Task =
Copy out the data below. Leave nothing out and alter nothing.

(Stored items)
=-=-=
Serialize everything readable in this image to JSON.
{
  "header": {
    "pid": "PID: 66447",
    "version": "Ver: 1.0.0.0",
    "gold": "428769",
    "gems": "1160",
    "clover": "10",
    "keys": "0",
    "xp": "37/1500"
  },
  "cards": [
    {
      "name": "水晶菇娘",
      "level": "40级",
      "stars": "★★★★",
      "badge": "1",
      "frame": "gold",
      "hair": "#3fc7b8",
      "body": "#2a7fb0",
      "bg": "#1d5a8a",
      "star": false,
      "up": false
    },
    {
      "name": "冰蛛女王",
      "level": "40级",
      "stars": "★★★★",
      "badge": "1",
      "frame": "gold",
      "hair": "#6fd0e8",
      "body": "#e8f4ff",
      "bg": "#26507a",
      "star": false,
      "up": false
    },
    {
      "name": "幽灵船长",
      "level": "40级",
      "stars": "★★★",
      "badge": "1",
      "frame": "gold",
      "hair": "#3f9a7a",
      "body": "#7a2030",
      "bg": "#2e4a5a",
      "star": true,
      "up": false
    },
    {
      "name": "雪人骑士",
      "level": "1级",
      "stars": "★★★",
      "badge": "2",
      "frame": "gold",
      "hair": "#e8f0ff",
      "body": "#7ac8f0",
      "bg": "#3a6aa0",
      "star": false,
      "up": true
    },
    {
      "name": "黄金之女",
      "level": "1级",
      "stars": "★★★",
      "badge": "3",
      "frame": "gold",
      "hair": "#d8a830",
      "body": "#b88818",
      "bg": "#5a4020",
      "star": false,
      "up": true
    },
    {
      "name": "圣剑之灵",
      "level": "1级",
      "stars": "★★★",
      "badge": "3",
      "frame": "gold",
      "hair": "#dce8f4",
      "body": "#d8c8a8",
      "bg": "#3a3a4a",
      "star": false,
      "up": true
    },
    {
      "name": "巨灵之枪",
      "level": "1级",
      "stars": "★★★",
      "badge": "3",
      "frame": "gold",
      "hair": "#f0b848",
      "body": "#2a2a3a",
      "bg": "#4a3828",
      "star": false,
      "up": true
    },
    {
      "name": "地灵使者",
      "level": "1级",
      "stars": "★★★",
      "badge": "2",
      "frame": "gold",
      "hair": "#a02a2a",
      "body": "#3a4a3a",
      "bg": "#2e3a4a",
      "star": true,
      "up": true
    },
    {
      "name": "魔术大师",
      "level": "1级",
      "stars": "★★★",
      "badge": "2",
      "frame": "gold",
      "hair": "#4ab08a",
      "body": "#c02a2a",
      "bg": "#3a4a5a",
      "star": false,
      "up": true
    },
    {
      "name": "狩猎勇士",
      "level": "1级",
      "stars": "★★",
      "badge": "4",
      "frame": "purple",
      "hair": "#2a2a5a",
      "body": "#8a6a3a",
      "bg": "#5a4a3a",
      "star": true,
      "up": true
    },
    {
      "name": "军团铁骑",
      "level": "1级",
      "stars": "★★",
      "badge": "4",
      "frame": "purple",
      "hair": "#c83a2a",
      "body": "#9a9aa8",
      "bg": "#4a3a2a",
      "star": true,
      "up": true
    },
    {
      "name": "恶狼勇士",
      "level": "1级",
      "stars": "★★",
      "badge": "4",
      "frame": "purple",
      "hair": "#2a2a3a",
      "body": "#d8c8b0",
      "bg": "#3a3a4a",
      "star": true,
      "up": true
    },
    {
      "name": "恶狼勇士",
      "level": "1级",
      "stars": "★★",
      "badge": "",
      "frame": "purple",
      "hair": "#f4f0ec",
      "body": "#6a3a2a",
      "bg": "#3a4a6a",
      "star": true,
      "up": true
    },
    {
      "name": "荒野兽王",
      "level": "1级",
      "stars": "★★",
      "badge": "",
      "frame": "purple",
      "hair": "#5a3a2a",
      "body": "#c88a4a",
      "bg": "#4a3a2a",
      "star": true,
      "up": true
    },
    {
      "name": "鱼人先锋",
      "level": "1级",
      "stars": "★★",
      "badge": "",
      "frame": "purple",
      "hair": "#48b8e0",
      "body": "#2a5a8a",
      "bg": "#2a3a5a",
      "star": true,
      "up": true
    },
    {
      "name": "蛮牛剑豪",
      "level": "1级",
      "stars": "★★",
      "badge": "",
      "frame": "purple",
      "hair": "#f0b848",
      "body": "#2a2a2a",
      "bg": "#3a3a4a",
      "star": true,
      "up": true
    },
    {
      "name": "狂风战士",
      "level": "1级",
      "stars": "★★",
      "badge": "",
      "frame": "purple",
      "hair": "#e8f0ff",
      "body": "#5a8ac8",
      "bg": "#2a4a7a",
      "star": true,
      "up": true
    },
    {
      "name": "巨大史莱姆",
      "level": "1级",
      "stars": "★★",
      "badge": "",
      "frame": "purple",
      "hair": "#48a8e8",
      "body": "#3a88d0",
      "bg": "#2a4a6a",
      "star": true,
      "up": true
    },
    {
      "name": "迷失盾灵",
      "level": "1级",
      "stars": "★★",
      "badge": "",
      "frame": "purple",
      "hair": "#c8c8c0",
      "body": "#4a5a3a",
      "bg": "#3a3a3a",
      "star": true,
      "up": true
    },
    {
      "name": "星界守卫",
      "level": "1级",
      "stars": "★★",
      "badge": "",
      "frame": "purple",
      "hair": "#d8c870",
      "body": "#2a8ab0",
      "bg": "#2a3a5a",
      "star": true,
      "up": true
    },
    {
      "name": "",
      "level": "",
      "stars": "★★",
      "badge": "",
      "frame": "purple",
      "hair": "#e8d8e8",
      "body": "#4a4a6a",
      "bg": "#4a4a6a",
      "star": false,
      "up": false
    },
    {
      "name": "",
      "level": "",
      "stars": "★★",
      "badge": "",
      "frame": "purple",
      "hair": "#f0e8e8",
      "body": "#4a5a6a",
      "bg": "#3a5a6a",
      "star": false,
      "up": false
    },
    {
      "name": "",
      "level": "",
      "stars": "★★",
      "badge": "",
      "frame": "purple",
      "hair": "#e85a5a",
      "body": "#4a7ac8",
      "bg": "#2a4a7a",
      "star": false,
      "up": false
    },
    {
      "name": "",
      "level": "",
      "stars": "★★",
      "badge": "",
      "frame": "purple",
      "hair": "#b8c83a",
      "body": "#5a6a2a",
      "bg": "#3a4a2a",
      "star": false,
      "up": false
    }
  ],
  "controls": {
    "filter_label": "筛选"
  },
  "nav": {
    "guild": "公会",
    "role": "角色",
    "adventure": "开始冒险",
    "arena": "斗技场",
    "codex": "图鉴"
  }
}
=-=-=
Result of the task =
Serialize everything readable in this image to JSON.
{
  "header": {
    "pid": "PID: 66447",
    "version": "Ver: 1.0.0.0",
    "gold": "428769",
    "gems": "1160",
    "clover": "10",
    "keys": "0",
    "xp": "37/1500"
  },
  "cards": [
    {
      "name": "水晶菇娘",
      "level": "40级",
      "stars": "★★★★",
      "badge": "1",
      "frame": "gold",
      "hair": "#3fc7b8",
      "body": "#2a7fb0",
      "bg": "#1d5a8a",
      "star": false,
      "up": false
    },
    {
      "name": "冰蛛女王",
      "level": "40级",
      "stars": "★★★★",
      "badge": "1",
      "frame": "gold",
      "hair": "#6fd0e8",
      "body": "#e8f4ff",
      "bg": "#26507a",
      "star": false,
      "up": false
    },
    {
      "name": "幽灵船长",
      "level": "40级",
      "stars": "★★★",
      "badge": "1",
      "frame": "gold",
      "hair": "#3f9a7a",
      "body": "#7a2030",
      "bg": "#2e4a5a",
      "star": true,
      "up": false
    },
    {
      "name": "雪人骑士",
      "level": "1级",
      "stars": "★★★",
      "badge": "2",
      "frame": "gold",
      "hair": "#e8f0ff",
      "body": "#7ac8f0",
      "bg": "#3a6aa0",
      "star": false,
      "up": true
    },
    {
      "name": "黄金之女",
      "level": "1级",
      "stars": "★★★",
      "badge": "3",
      "frame": "gold",
      "hair": "#d8a830",
      "body": "#b88818",
      "bg": "#5a4020",
      "star": false,
      "up": true
    },
    {
      "name": "圣剑之灵",
      "level": "1级",
      "stars": "★★★",
      "badge": "3",
      "frame": "gold",
      "hair": "#dce8f4",
      "body": "#d8c8a8",
      "bg": "#3a3a4a",
      "star": false,
      "up": true
    },
    {
      "name": "巨灵之枪",
      "level": "1级",
      "stars": "★★★",
      "badge": "3",
      "frame": "gold",
      "hair": "#f0b848",
      "body": "#2a2a3a",
      "bg": "#4a3828",
      "star": false,
      "up": true
    },
    {
      "name": "地灵使者",
      "level": "1级",
      "stars": "★★★",
      "badge": "2",
      "frame": "gold",
      "hair": "#a02a2a",
      "body": "#3a4a3a",
      "bg": "#2e3a4a",
      "star": true,
      "up": true
    },
    {
      "name": "魔术大师",
      "level": "1级",
      "stars": "★★★",
      "badge": "2",
      "frame": "gold",
      "hair": "#4ab08a",
      "body": "#c02a2a",
      "bg": "#3a4a5a",
      "star": false,
      "up": true
    },
    {
      "name": "狩猎勇士",
      "level": "1级",
      "stars": "★★",
      "badge": "4",
      "frame": "purple",
      "hair": "#2a2a5a",
      "body": "#8a6a3a",
      "bg": "#5a4a3a",
      "star": true,
      "up": true
    },
    {
      "name": "军团铁骑",
      "level": "1级",
      "stars": "★★",
      "badge": "4",
      "frame": "purple",
      "hair": "#c83a2a",
      "body": "#9a9aa8",
      "bg": "#4a3a2a",
      "star": true,
      "up": true
    },
    {
      "name": "恶狼勇士",
      "level": "1级",
      "stars": "★★",
      "badge": "4",
      "frame": "purple",
      "hair": "#2a2a3a",
      "body": "#d8c8b0",
      "bg": "#3a3a4a",
      "star": true,
      "up": true
    },
    {
      "name": "恶狼勇士",
      "level": "1级",
      "stars": "★★",
      "badge": "",
      "frame": "purple",
      "hair": "#f4f0ec",
      "body": "#6a3a2a",
      "bg": "#3a4a6a",
      "star": true,
      "up": true
    },
    {
      "name": "荒野兽王",
      "level": "1级",
      "stars": "★★",
      "badge": "",
      "frame": "purple",
      "hair": "#5a3a2a",
      "body": "#c88a4a",
      "bg": "#4a3a2a",
      "star": true,
      "up": true
    },
    {
      "name": "鱼人先锋",
      "level": "1级",
      "stars": "★★",
      "badge": "",
      "frame": "purple",
      "hair": "#48b8e0",
      "body": "#2a5a8a",
      "bg": "#2a3a5a",
      "star": true,
      "up": true
    },
    {
      "name": "蛮牛剑豪",
      "level": "1级",
      "stars": "★★",
      "badge": "",
      "frame": "purple",
      "hair": "#f0b848",
      "body": "#2a2a2a",
      "bg": "#3a3a4a",
      "star": true,
      "up": true
    },
    {
      "name": "狂风战士",
      "level": "1级",
      "stars": "★★",
      "badge": "",
      "frame": "purple",
      "hair": "#e8f0ff",
      "body": "#5a8ac8",
      "bg": "#2a4a7a",
      "star": true,
      "up": true
    },
    {
      "name": "巨大史莱姆",
      "level": "1级",
      "stars": "★★",
      "badge": "",
      "frame": "purple",
      "hair": "#48a8e8",
      "body": "#3a88d0",
      "bg": "#2a4a6a",
      "star": true,
      "up": true
    },
    {
      "name": "迷失盾灵",
      "level": "1级",
      "stars": "★★",
      "badge": "",
      "frame": "purple",
      "hair": "#c8c8c0",
      "body": "#4a5a3a",
      "bg": "#3a3a3a",
      "star": true,
      "up": true
    },
    {
      "name": "星界守卫",
      "level": "1级",
      "stars": "★★",
      "badge": "",
      "frame": "purple",
      "hair": "#d8c870",
      "body": "#2a8ab0",
      "bg": "#2a3a5a",
      "star": true,
      "up": true
    },
    {
      "name": "",
      "level": "",
      "stars": "★★",
      "badge": "",
      "frame": "purple",
      "hair": "#e8d8e8",
      "body": "#4a4a6a",
      "bg": "#4a4a6a",
      "star": false,
      "up": false
    },
    {
      "name": "",
      "level": "",
      "stars": "★★",
      "badge": "",
      "frame": "purple",
      "hair": "#f0e8e8",
      "body": "#4a5a6a",
      "bg": "#3a5a6a",
      "star": false,
      "up": false
    },
    {
      "name": "",
      "level": "",
      "stars": "★★",
      "badge": "",
      "frame": "purple",
      "hair": "#e85a5a",
      "body": "#4a7ac8",
      "bg": "#2a4a7a",
      "star": false,
      "up": false
    },
    {
      "name": "",
      "level": "",
      "stars": "★★",
      "badge": "",
      "frame": "purple",
      "hair": "#b8c83a",
      "body": "#5a6a2a",
      "bg": "#3a4a2a",
      "star": false,
      "up": false
    }
  ],
  "controls": {
    "filter_label": "筛选"
  },
  "nav": {
    "guild": "公会",
    "role": "角色",
    "adventure": "开始冒险",
    "arena": "斗技场",
    "codex": "图鉴"
  }
}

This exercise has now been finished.